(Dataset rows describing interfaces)
BEGIN
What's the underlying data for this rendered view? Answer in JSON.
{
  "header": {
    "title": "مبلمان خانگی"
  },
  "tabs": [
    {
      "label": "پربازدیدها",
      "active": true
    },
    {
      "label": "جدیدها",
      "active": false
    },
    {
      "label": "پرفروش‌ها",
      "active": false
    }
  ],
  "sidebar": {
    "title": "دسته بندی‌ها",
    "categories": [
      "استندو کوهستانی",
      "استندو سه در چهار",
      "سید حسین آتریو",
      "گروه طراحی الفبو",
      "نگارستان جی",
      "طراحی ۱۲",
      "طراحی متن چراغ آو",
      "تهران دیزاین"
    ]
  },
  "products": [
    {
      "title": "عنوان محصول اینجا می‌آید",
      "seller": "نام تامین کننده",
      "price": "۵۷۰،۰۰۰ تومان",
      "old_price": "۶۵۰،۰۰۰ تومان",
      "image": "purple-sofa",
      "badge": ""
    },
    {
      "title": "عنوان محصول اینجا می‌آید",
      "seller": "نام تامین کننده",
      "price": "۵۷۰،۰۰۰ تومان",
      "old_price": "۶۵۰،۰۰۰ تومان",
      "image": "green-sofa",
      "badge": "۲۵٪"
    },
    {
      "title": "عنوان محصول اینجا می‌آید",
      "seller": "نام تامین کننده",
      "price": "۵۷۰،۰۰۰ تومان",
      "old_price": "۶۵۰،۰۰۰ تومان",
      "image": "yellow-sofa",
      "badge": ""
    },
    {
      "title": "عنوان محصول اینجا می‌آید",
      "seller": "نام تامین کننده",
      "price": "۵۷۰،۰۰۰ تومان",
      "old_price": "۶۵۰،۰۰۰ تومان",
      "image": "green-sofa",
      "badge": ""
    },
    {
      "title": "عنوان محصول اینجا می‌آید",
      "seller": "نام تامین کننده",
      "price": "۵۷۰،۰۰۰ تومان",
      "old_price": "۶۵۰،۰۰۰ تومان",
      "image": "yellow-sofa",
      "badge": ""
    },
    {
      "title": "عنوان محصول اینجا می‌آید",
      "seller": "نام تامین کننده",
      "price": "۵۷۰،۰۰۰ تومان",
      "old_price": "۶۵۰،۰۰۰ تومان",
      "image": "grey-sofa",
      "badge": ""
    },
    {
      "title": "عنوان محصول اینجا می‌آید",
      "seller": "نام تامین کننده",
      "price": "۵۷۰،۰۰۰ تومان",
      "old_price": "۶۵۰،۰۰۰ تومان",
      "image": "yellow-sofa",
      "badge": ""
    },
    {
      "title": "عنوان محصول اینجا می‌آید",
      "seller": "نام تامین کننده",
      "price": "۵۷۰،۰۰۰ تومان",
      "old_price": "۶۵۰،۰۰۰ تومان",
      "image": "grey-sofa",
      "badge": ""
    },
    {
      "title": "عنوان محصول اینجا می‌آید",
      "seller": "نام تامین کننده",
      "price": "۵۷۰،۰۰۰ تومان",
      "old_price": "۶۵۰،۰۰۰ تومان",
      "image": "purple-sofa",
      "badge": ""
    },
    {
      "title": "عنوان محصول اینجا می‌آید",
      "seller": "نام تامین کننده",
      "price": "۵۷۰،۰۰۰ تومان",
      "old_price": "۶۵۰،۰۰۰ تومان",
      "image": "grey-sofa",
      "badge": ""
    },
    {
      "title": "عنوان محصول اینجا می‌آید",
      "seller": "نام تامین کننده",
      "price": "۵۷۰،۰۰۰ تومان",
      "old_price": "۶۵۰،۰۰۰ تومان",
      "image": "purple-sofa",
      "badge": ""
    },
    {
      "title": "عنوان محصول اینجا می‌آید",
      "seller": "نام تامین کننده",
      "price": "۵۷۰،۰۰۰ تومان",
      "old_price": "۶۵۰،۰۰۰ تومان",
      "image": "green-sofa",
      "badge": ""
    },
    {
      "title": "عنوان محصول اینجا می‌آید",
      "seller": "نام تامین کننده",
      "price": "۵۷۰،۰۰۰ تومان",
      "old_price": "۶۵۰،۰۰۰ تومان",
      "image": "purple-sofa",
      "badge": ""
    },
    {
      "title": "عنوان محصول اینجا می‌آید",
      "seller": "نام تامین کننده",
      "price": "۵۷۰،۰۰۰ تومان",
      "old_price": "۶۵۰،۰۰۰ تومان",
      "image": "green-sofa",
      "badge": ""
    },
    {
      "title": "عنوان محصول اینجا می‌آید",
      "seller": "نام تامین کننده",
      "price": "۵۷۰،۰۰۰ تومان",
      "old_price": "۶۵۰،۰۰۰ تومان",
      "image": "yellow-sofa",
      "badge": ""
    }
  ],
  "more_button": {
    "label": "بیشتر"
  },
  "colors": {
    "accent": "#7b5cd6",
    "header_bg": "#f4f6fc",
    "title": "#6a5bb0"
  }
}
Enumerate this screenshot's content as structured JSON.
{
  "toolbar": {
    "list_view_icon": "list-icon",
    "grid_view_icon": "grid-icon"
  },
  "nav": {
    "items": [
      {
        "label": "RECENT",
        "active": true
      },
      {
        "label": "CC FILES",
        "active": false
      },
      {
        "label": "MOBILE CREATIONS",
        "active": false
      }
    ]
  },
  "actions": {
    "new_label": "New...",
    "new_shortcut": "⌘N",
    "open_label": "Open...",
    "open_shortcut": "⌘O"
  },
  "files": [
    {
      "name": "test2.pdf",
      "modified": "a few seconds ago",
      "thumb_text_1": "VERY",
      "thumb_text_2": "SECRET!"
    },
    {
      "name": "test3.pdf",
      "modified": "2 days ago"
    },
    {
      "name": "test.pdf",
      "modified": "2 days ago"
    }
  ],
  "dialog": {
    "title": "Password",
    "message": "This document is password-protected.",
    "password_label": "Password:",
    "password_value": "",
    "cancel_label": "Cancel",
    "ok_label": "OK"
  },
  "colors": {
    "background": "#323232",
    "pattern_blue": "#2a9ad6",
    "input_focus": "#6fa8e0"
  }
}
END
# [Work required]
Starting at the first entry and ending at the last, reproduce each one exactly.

# [Output]
What's the underlying data for this rendered view? Answer in JSON.
{
  "header": {
    "title": "مبلمان خانگی"
  },
  "tabs": [
    {
      "label": "پربازدیدها",
      "active": true
    },
    {
      "label": "جدیدها",
      "active": false
    },
    {
      "label": "پرفروش‌ها",
      "active": false
    }
  ],
  "sidebar": {
    "title": "دسته بندی‌ها",
    "categories": [
      "استندو کوهستانی",
      "استندو سه در چهار",
      "سید حسین آتریو",
      "گروه طراحی الفبو",
      "نگارستان جی",
      "طراحی ۱۲",
      "طراحی متن چراغ آو",
      "تهران دیزاین"
    ]
  },
  "products": [
    {
      "title": "عنوان محصول اینجا می‌آید",
      "seller": "نام تامین کننده",
      "price": "۵۷۰،۰۰۰ تومان",
      "old_price": "۶۵۰،۰۰۰ تومان",
      "image": "purple-sofa",
      "badge": ""
    },
    {
      "title": "عنوان محصول اینجا می‌آید",
      "seller": "نام تامین کننده",
      "price": "۵۷۰،۰۰۰ تومان",
      "old_price": "۶۵۰،۰۰۰ تومان",
      "image": "green-sofa",
      "badge": "۲۵٪"
    },
    {
      "title": "عنوان محصول اینجا می‌آید",
      "seller": "نام تامین کننده",
      "price": "۵۷۰،۰۰۰ تومان",
      "old_price": "۶۵۰،۰۰۰ تومان",
      "image": "yellow-sofa",
      "badge": ""
    },
    {
      "title": "عنوان محصول اینجا می‌آید",
      "seller": "نام تامین کننده",
      "price": "۵۷۰،۰۰۰ تومان",
      "old_price": "۶۵۰،۰۰۰ تومان",
      "image": "green-sofa",
      "badge": ""
    },
    {
      "title": "عنوان محصول اینجا می‌آید",
      "seller": "نام تامین کننده",
      "price": "۵۷۰،۰۰۰ تومان",
      "old_price": "۶۵۰،۰۰۰ تومان",
      "image": "yellow-sofa",
      "badge": ""
    },
    {
      "title": "عنوان محصول اینجا می‌آید",
      "seller": "نام تامین کننده",
      "price": "۵۷۰،۰۰۰ تومان",
      "old_price": "۶۵۰،۰۰۰ تومان",
      "image": "grey-sofa",
      "badge": ""
    },
    {
      "title": "عنوان محصول اینجا می‌آید",
      "seller": "نام تامین کننده",
      "price": "۵۷۰،۰۰۰ تومان",
      "old_price": "۶۵۰،۰۰۰ تومان",
      "image": "yellow-sofa",
      "badge": ""
    },
    {
      "title": "عنوان محصول اینجا می‌آید",
      "seller": "نام تامین کننده",
      "price": "۵۷۰،۰۰۰ تومان",
      "old_price": "۶۵۰،۰۰۰ تومان",
      "image": "grey-sofa",
      "badge": ""
    },
    {
      "title": "عنوان محصول اینجا می‌آید",
      "seller": "نام تامین کننده",
      "price": "۵۷۰،۰۰۰ تومان",
      "old_price": "۶۵۰،۰۰۰ تومان",
      "image": "purple-sofa",
      "badge": ""
    },
    {
      "title": "عنوان محصول اینجا می‌آید",
      "seller": "نام تامین کننده",
      "price": "۵۷۰،۰۰۰ تومان",
      "old_price": "۶۵۰،۰۰۰ تومان",
      "image": "grey-sofa",
      "badge": ""
    },
    {
      "title": "عنوان محصول اینجا می‌آید",
      "seller": "نام تامین کننده",
      "price": "۵۷۰،۰۰۰ تومان",
      "old_price": "۶۵۰،۰۰۰ تومان",
      "image": "purple-sofa",
      "badge": ""
    },
    {
      "title": "عنوان محصول اینجا می‌آید",
      "seller": "نام تامین کننده",
      "price": "۵۷۰،۰۰۰ تومان",
      "old_price": "۶۵۰،۰۰۰ تومان",
      "image": "green-sofa",
      "badge": ""
    },
    {
      "title": "عنوان محصول اینجا می‌آید",
      "seller": "نام تامین کننده",
      "price": "۵۷۰،۰۰۰ تومان",
      "old_price": "۶۵۰،۰۰۰ تومان",
      "image": "purple-sofa",
      "badge": ""
    },
    {
      "title": "عنوان محصول اینجا می‌آید",
      "seller": "نام تامین کننده",
      "price": "۵۷۰،۰۰۰ تومان",
      "old_price": "۶۵۰،۰۰۰ تومان",
      "image": "green-sofa",
      "badge": ""
    },
    {
      "title": "عنوان محصول اینجا می‌آید",
      "seller": "نام تامین کننده",
      "price": "۵۷۰،۰۰۰ تومان",
      "old_price": "۶۵۰،۰۰۰ تومان",
      "image": "yellow-sofa",
      "badge": ""
    }
  ],
  "more_button": {
    "label": "بیشتر"
  },
  "colors": {
    "accent": "#7b5cd6",
    "header_bg": "#f4f6fc",
    "title": "#6a5bb0"
  }
}
Enumerate this screenshot's content as structured JSON.
{
  "toolbar": {
    "list_view_icon": "list-icon",
    "grid_view_icon": "grid-icon"
  },
  "nav": {
    "items": [
      {
        "label": "RECENT",
        "active": true
      },
      {
        "label": "CC FILES",
        "active": false
      },
      {
        "label": "MOBILE CREATIONS",
        "active": false
      }
    ]
  },
  "actions": {
    "new_label": "New...",
    "new_shortcut": "⌘N",
    "open_label": "Open...",
    "open_shortcut": "⌘O"
  },
  "files": [
    {
      "name": "test2.pdf",
      "modified": "a few seconds ago",
      "thumb_text_1": "VERY",
      "thumb_text_2": "SECRET!"
    },
    {
      "name": "test3.pdf",
      "modified": "2 days ago"
    },
    {
      "name": "test.pdf",
      "modified": "2 days ago"
    }
  ],
  "dialog": {
    "title": "Password",
    "message": "This document is password-protected.",
    "password_label": "Password:",
    "password_value": "",
    "cancel_label": "Cancel",
    "ok_label": "OK"
  },
  "colors": {
    "background": "#323232",
    "pattern_blue": "#2a9ad6",
    "input_focus": "#6fa8e0"
  }
}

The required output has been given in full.